DATASET RECORDS
------------------------------------------------------------
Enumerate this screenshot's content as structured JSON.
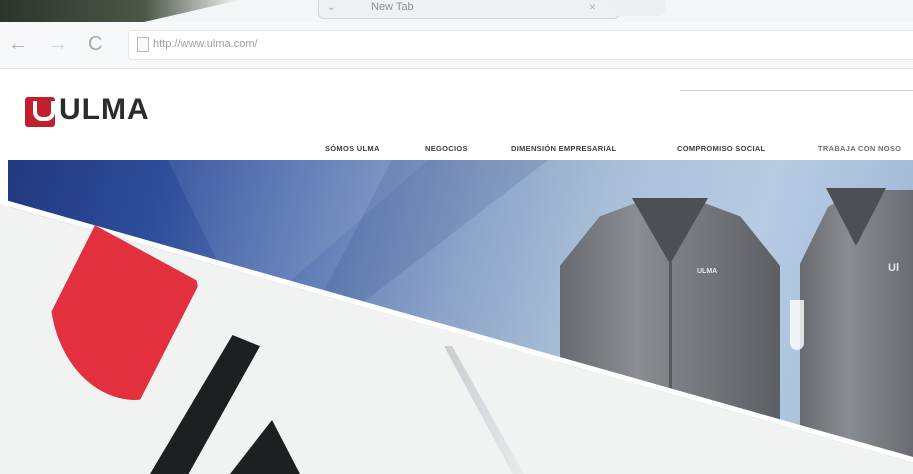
{
  "browser": {
    "tab_title": "New Tab",
    "tab_close": "×",
    "tab_indicator": "⌄",
    "url": "http://www.ulma.com/",
    "back_icon": "←",
    "forward_icon": "→",
    "reload_icon": "C"
  },
  "site": {
    "logo_text": "ULMA",
    "nav": [
      "SÓMOS ULMA",
      "NEGOCIOS",
      "DIMENSIÓN EMPRESARIAL",
      "COMPROMISO SOCIAL",
      "TRABAJA CON NOSO"
    ],
    "jacket_logo": "ULMA",
    "jacket_logo_partial": "Ul",
    "colors": {
      "brand_red": "#c21f2d",
      "hero_blue": "#2d4c9a"
    }
  }
}
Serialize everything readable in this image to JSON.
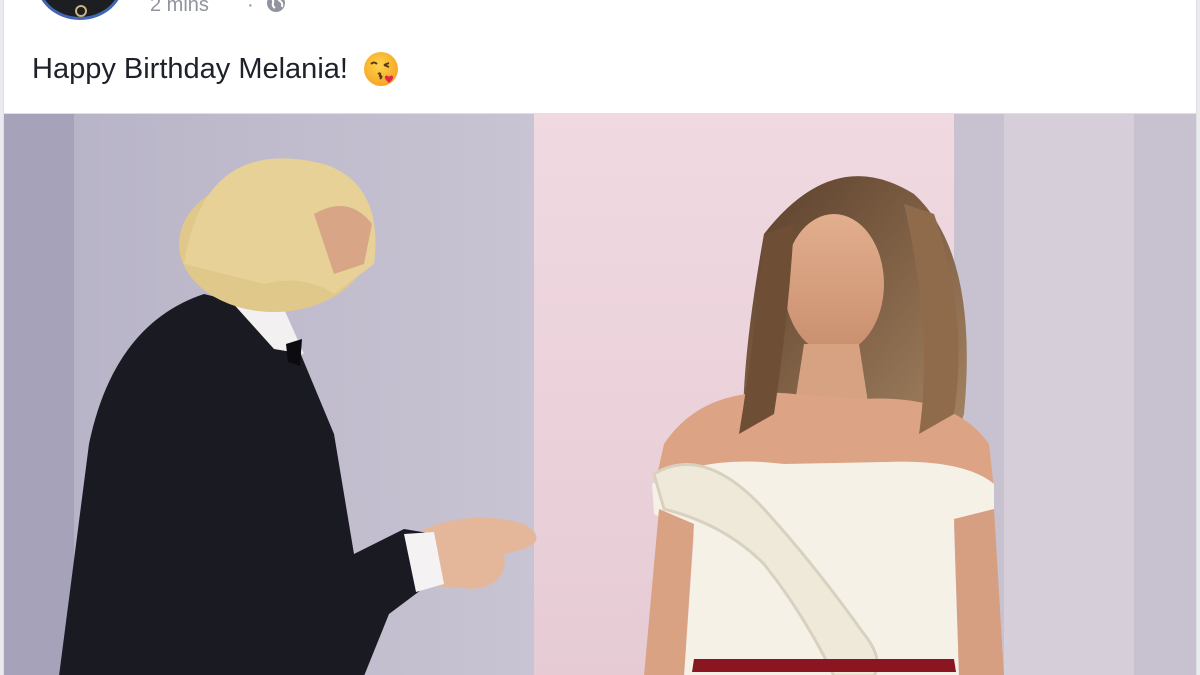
{
  "post": {
    "timestamp": "2 mins",
    "separator": "·",
    "privacy_icon": "globe-icon",
    "message": "Happy Birthday Melania!",
    "emoji": "face-blowing-a-kiss-icon"
  },
  "colors": {
    "page_bg": "#e9ebee",
    "card_bg": "#ffffff",
    "text": "#1d2129",
    "meta_text": "#90949c",
    "avatar_ring": "#4267b2"
  }
}
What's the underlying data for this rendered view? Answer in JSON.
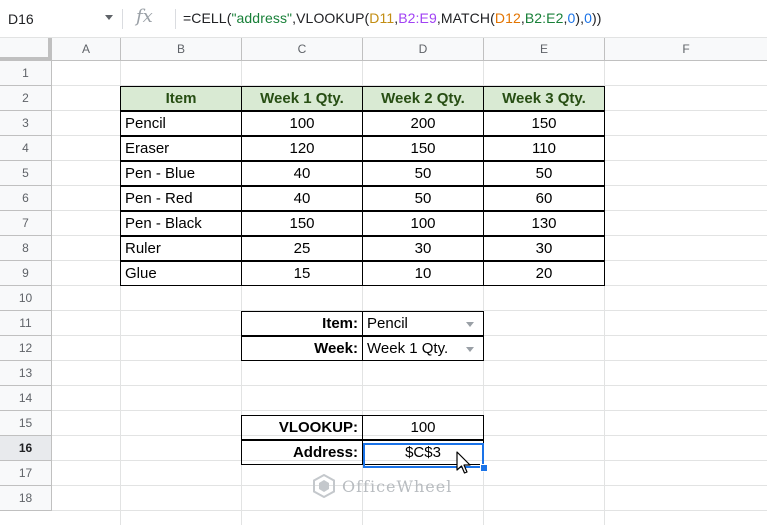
{
  "formula_bar": {
    "name_box": "D16",
    "fx_label": "fx",
    "formula_parts": [
      "=CELL(",
      "\"address\"",
      ",VLOOKUP(",
      "D11",
      ",",
      "B2:E9",
      ",MATCH(",
      "D12",
      ",",
      "B2:E2",
      ",",
      "0",
      "),",
      "0",
      "))"
    ]
  },
  "columns": [
    "A",
    "B",
    "C",
    "D",
    "E",
    "F"
  ],
  "rows": [
    "1",
    "2",
    "3",
    "4",
    "5",
    "6",
    "7",
    "8",
    "9",
    "10",
    "11",
    "12",
    "13",
    "14",
    "15",
    "16",
    "17",
    "18"
  ],
  "table": {
    "headers": [
      "Item",
      "Week 1 Qty.",
      "Week 2 Qty.",
      "Week 3 Qty."
    ],
    "rows": [
      [
        "Pencil",
        "100",
        "200",
        "150"
      ],
      [
        "Eraser",
        "120",
        "150",
        "110"
      ],
      [
        "Pen - Blue",
        "40",
        "50",
        "50"
      ],
      [
        "Pen - Red",
        "40",
        "50",
        "60"
      ],
      [
        "Pen - Black",
        "150",
        "100",
        "130"
      ],
      [
        "Ruler",
        "25",
        "30",
        "30"
      ],
      [
        "Glue",
        "15",
        "10",
        "20"
      ]
    ]
  },
  "lookup": {
    "item_label": "Item:",
    "item_value": "Pencil",
    "week_label": "Week:",
    "week_value": "Week 1 Qty."
  },
  "results": {
    "vlookup_label": "VLOOKUP:",
    "vlookup_value": "100",
    "address_label": "Address:",
    "address_value": "$C$3"
  },
  "active_row": "16",
  "watermark": "OfficeWheel",
  "colors": {
    "header_fill": "#d9ead3",
    "selection": "#1a73e8"
  }
}
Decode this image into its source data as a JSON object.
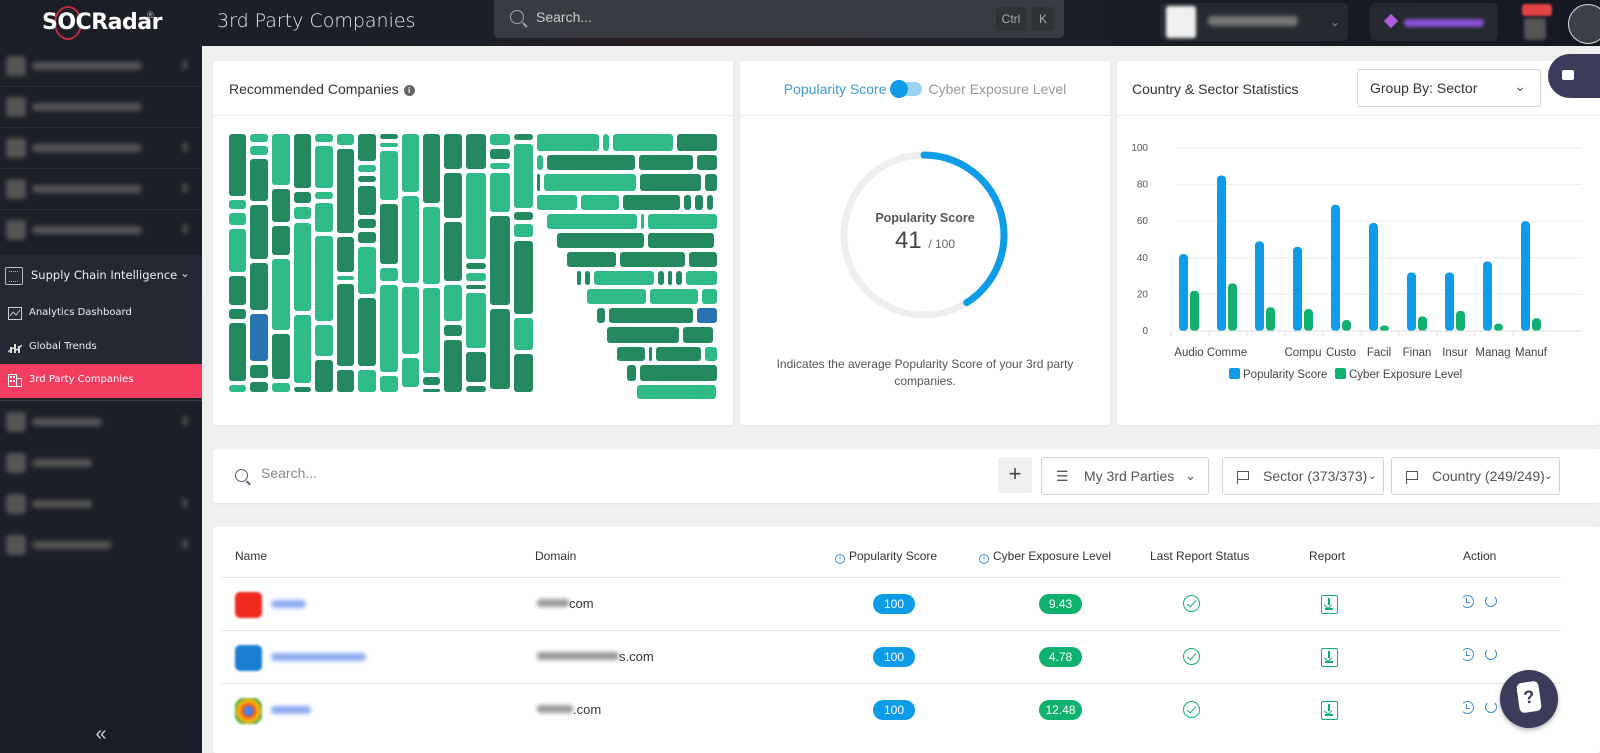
{
  "topbar": {
    "logo": "SOCRadar",
    "logo_mark": "®",
    "page_title": "3rd Party Companies",
    "search_placeholder": "Search...",
    "shortcut_ctrl": "Ctrl",
    "shortcut_key": "K"
  },
  "sidebar": {
    "blurred_items_top": 5,
    "section": {
      "label": "Supply Chain Intelligence",
      "expanded": true
    },
    "sub_items": [
      {
        "label": "Analytics Dashboard",
        "icon": "chart-window-icon",
        "active": false
      },
      {
        "label": "Global Trends",
        "icon": "trend-icon",
        "active": false
      },
      {
        "label": "3rd Party Companies",
        "icon": "building-icon",
        "active": true
      }
    ],
    "blurred_items_bottom": 4,
    "collapse_label": "«"
  },
  "recommended": {
    "title": "Recommended Companies",
    "info": "i"
  },
  "score_card": {
    "toggle_left": "Popularity Score",
    "toggle_right": "Cyber Exposure Level",
    "gauge_label": "Popularity Score",
    "value": "41",
    "max": "/ 100",
    "value_fraction": 0.41,
    "description": "Indicates the average Popularity Score of your 3rd party companies.",
    "colors": {
      "arc": "#0e9be8",
      "track": "#eeeeee"
    }
  },
  "stats_card": {
    "title": "Country & Sector Statistics",
    "group_by": "Group By: Sector"
  },
  "chart_data": {
    "type": "bar",
    "title": "Country & Sector Statistics",
    "categories": [
      "Audio",
      "Comme",
      "",
      "Compu",
      "Custo",
      "Facil",
      "Finan",
      "Insur",
      "Manag",
      "Manuf"
    ],
    "series": [
      {
        "name": "Popularity Score",
        "color": "#0e9be8",
        "values": [
          42,
          85,
          49,
          46,
          69,
          59,
          32,
          32,
          38,
          60
        ]
      },
      {
        "name": "Cyber Exposure Level",
        "color": "#10b06e",
        "values": [
          22,
          26,
          13,
          12,
          6,
          3,
          8,
          11,
          4,
          7
        ]
      }
    ],
    "ylim": [
      0,
      100
    ],
    "yticks": [
      0,
      20,
      40,
      60,
      80,
      100
    ],
    "grid": true,
    "legend": "bottom"
  },
  "filters": {
    "search_placeholder": "Search...",
    "add_label": "+",
    "my_parties": "My 3rd Parties",
    "sector": "Sector (373/373)",
    "country": "Country (249/249)"
  },
  "table": {
    "headers": {
      "name": "Name",
      "domain": "Domain",
      "popularity": "Popularity Score",
      "cyber": "Cyber Exposure Level",
      "status": "Last Report Status",
      "report": "Report",
      "action": "Action"
    },
    "rows": [
      {
        "domain_suffix": "com",
        "popularity": "100",
        "cyber": "9.43",
        "logo_color": "#ee2a1f"
      },
      {
        "domain_suffix": "s.com",
        "popularity": "100",
        "cyber": "4.78",
        "logo_color": "#1a7fd1"
      },
      {
        "domain_suffix": ".com",
        "popularity": "100",
        "cyber": "12.48",
        "logo_color": "#ea4335"
      }
    ]
  },
  "help": {
    "label": "?"
  }
}
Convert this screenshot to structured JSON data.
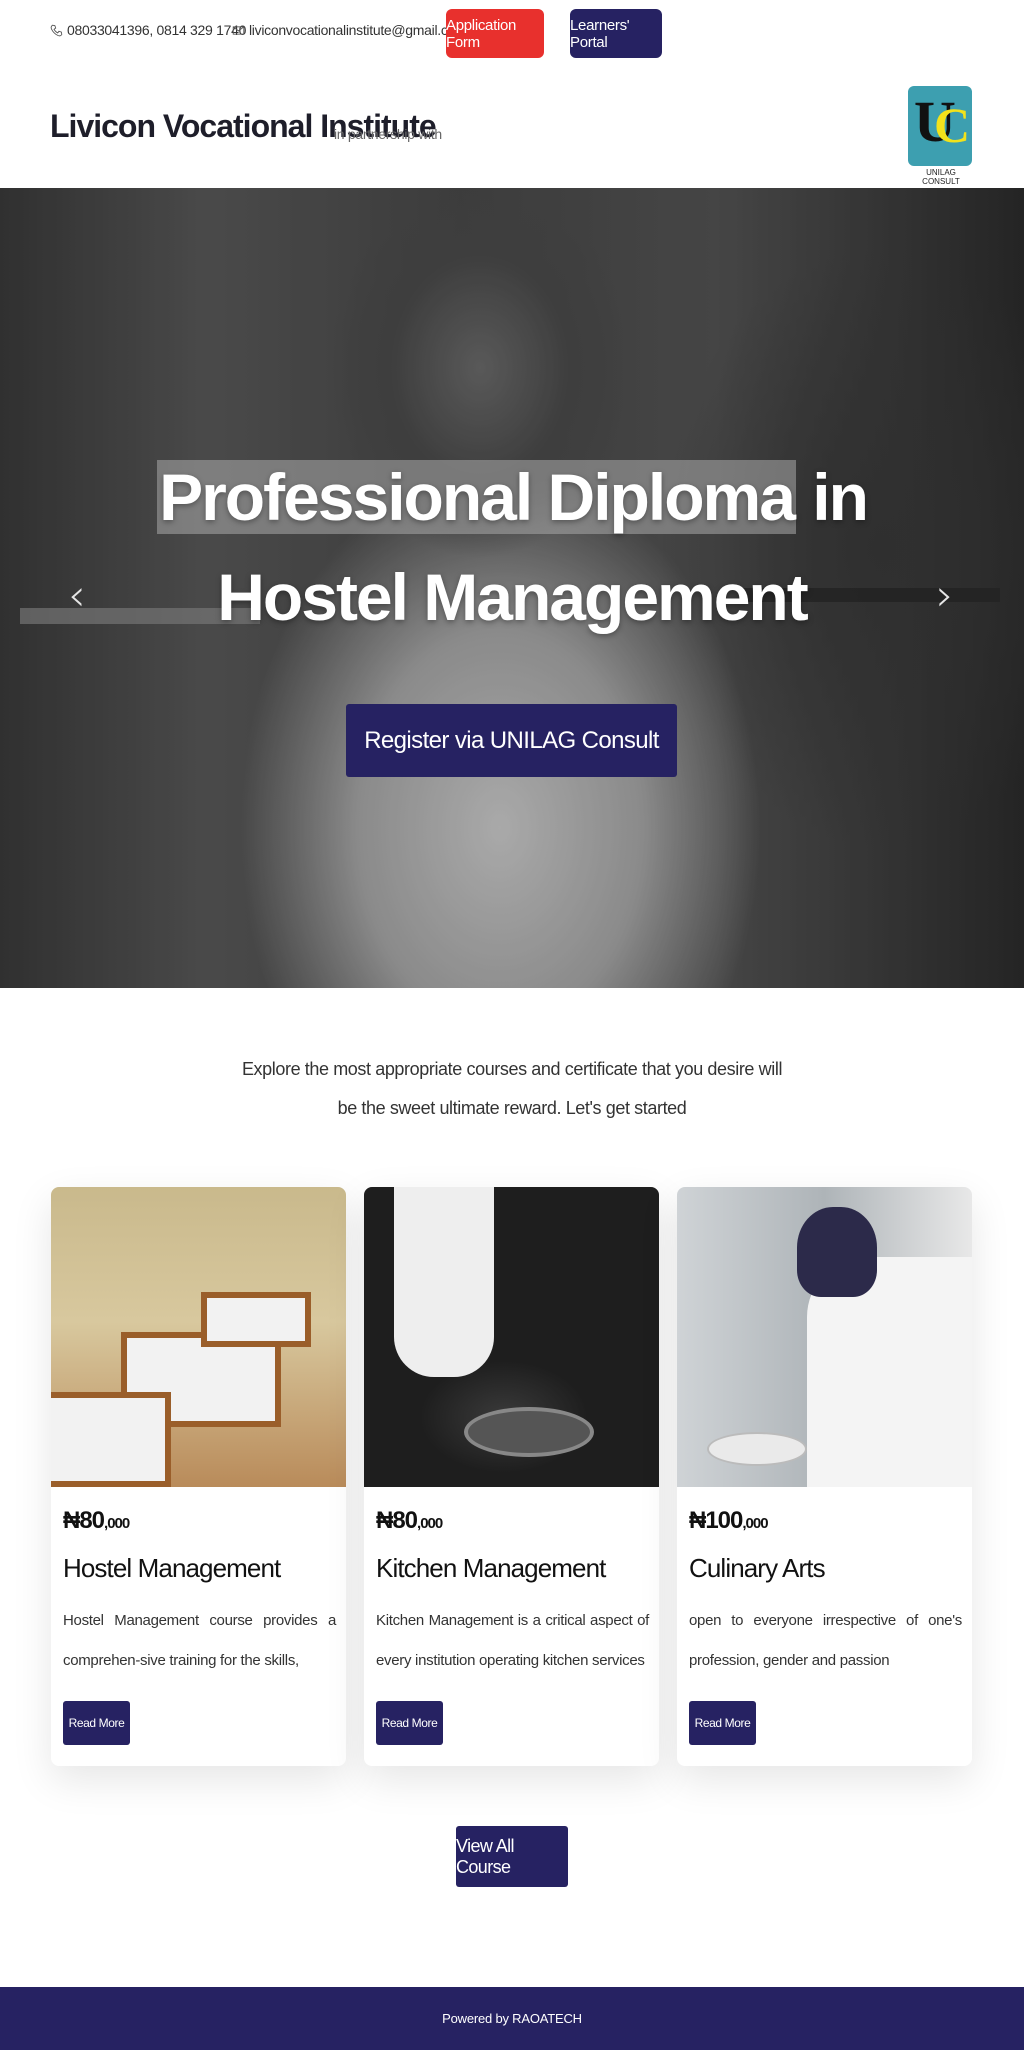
{
  "topbar": {
    "phone": "08033041396, 0814 329 1740",
    "email": "liviconvocationalinstitute@gmail.com",
    "application_form": "Application Form",
    "learners_portal": "Learners' Portal"
  },
  "header": {
    "brand": "Livicon Vocational Institute",
    "partner_text": "in partnership with",
    "logo_caption": "UNILAG CONSULT",
    "logo_letters": "UC"
  },
  "hero": {
    "title_highlight": "Professional Diploma",
    "title_rest": "in",
    "title_line2": "Hostel Management",
    "register_button": "Register via UNILAG Consult",
    "prev_icon": "‹",
    "next_icon": "›"
  },
  "intro": {
    "text": "Explore the most appropriate courses and certificate that you desire will be the sweet ultimate reward. Let's get started"
  },
  "courses": [
    {
      "price_main": "₦80",
      "price_tail": ",000",
      "title": "Hostel Management",
      "description": "Hostel Management course provides a comprehen-sive training for the skills,",
      "button": "Read More"
    },
    {
      "price_main": "₦80",
      "price_tail": ",000",
      "title": "Kitchen Management",
      "description": "Kitchen Management is a critical aspect of every institution operating kitchen services",
      "button": "Read More"
    },
    {
      "price_main": "₦100",
      "price_tail": ",000",
      "title": "Culinary Arts",
      "description": "open to everyone irrespective of one's profession, gender and passion",
      "button": "Read More"
    }
  ],
  "view_all": "View All Course",
  "footer": {
    "text": "Powered by RAOATECH"
  },
  "colors": {
    "primary": "#262262",
    "accent_red": "#e8302d"
  }
}
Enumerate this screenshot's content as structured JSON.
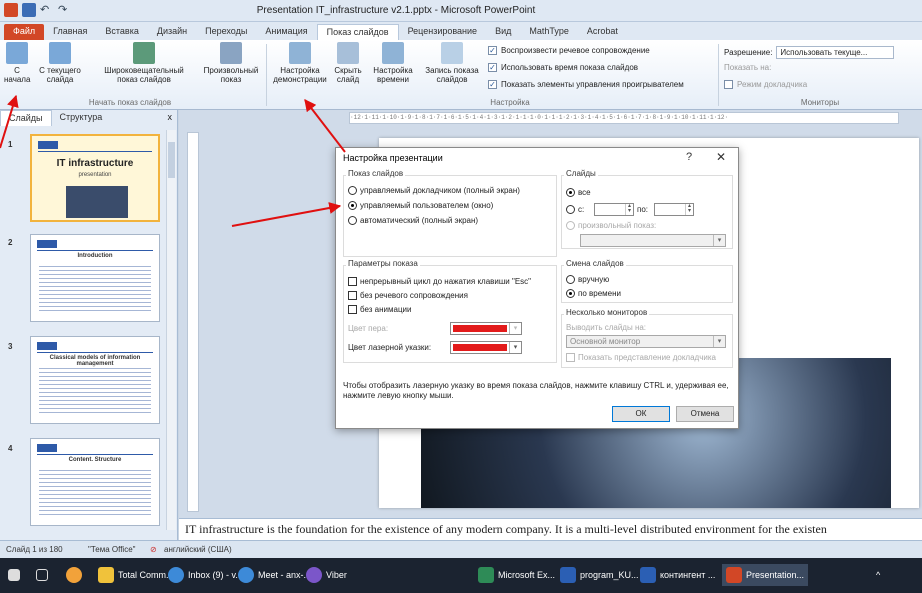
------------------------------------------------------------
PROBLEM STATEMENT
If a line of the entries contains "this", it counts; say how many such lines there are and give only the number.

EXERCISE ANSWER
6